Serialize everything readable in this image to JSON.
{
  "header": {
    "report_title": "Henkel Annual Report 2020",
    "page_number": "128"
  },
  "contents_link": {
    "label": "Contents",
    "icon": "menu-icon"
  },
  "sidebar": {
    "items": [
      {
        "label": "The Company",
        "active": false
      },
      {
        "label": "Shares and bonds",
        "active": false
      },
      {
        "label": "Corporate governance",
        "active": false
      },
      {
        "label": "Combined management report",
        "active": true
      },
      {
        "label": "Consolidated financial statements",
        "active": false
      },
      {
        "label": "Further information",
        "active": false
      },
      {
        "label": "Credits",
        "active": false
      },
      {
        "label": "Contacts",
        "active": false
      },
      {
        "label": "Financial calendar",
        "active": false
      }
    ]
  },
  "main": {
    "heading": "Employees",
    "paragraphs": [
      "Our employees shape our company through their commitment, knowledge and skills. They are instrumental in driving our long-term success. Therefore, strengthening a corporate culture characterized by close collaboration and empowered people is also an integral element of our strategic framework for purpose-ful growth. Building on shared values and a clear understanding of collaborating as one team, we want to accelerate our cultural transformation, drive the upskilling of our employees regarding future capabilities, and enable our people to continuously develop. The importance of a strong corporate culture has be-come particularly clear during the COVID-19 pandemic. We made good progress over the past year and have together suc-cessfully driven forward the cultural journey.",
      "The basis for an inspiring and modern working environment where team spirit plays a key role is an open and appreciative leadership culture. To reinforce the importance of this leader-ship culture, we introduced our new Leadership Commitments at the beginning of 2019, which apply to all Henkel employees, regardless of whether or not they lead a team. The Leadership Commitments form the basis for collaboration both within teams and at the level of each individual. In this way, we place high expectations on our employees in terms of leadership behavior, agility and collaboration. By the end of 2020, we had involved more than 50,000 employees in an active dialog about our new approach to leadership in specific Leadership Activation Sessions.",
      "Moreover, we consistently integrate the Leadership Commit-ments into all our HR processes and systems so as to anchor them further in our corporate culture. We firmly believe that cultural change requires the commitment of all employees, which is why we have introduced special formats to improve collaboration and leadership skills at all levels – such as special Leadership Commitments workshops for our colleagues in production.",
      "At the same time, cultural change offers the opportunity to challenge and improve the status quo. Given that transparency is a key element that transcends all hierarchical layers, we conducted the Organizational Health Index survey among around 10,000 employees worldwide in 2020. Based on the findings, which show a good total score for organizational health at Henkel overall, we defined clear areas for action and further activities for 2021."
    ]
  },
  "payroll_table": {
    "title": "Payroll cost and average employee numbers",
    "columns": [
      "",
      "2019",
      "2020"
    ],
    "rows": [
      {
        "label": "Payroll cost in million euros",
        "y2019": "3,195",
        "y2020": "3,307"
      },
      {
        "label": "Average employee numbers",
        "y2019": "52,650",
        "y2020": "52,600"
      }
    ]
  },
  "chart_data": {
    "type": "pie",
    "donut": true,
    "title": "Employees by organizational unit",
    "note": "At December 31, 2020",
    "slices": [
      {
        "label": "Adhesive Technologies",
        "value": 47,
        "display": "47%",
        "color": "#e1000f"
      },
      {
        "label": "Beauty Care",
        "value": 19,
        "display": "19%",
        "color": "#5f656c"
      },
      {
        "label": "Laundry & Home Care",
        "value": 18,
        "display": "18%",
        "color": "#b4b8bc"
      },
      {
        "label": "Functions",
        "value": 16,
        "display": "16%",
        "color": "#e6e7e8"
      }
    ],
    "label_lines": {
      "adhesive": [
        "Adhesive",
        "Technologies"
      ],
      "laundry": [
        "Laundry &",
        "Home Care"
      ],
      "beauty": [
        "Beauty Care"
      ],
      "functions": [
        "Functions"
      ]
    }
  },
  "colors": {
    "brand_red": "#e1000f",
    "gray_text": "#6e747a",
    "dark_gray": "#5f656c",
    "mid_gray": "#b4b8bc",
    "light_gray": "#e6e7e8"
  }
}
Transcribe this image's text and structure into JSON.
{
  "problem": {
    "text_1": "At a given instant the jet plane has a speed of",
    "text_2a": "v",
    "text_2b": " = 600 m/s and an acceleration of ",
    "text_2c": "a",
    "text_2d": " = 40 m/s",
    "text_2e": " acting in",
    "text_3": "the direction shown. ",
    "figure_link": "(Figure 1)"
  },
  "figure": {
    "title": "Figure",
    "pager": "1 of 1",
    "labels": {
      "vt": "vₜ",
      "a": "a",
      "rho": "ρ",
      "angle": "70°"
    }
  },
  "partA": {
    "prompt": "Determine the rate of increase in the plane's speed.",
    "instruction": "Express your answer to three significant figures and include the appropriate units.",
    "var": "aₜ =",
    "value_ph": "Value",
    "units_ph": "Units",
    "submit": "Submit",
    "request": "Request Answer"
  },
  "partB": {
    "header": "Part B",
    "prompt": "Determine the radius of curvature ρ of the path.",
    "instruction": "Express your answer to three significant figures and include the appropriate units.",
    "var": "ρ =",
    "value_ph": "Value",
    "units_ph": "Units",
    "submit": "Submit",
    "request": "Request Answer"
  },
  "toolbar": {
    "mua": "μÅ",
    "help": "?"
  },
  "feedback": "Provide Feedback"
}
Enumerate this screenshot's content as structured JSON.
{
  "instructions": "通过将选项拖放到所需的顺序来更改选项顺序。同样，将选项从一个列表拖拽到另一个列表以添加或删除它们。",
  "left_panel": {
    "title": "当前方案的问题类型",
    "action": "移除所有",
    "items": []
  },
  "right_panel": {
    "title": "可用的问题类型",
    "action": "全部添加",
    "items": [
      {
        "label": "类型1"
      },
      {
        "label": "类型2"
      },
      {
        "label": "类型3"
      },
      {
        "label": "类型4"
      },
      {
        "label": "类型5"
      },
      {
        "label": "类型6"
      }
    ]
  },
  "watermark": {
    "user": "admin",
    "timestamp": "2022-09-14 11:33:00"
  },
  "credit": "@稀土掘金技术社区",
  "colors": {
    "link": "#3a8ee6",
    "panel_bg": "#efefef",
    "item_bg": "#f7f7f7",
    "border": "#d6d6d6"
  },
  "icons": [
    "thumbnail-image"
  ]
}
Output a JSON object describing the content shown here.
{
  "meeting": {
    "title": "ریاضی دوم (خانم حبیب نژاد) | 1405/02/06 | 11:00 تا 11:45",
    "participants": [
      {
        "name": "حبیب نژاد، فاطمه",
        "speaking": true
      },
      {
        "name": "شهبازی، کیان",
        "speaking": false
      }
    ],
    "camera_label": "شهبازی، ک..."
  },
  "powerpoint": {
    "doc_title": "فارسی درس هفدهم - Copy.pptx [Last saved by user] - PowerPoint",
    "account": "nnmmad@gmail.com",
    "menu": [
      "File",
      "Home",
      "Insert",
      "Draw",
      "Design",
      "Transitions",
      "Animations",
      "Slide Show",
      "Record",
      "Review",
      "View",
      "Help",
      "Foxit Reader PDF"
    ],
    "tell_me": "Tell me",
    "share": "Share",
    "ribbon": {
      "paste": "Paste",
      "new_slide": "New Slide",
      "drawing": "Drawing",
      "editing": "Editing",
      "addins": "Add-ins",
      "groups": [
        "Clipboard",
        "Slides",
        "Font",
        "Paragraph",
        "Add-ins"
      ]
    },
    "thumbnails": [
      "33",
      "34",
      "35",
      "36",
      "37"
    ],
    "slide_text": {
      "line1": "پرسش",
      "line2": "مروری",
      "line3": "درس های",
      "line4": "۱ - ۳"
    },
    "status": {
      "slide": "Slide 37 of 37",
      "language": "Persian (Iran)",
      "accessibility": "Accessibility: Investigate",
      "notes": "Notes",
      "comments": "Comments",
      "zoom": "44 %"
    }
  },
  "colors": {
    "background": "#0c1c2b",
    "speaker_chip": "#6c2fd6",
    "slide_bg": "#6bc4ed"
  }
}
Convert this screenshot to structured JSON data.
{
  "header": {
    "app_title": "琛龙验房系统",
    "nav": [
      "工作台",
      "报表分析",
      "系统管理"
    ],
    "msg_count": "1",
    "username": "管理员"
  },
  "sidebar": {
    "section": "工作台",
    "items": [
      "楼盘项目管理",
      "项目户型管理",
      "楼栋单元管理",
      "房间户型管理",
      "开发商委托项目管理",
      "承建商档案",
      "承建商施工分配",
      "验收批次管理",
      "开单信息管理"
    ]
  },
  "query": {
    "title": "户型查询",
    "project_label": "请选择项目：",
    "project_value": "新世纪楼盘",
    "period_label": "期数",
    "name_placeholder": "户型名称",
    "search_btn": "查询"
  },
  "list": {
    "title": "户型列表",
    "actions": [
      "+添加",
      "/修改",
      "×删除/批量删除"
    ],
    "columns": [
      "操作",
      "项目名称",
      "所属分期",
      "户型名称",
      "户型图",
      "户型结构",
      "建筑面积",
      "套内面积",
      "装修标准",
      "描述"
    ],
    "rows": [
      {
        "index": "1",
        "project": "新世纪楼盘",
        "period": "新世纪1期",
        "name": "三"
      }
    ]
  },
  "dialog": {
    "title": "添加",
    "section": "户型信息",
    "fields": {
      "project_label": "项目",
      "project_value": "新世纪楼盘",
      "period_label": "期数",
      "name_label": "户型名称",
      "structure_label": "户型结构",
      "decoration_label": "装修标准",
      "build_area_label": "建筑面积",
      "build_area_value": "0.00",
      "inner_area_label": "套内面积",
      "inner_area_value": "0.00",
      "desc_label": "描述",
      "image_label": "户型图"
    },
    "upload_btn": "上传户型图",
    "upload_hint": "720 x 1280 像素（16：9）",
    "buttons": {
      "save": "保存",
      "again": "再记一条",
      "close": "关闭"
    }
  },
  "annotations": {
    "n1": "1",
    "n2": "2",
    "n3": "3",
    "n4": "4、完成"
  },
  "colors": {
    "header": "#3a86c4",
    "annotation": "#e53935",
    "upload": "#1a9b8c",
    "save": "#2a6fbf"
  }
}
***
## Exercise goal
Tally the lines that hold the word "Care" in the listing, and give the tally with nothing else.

## Response to this task
4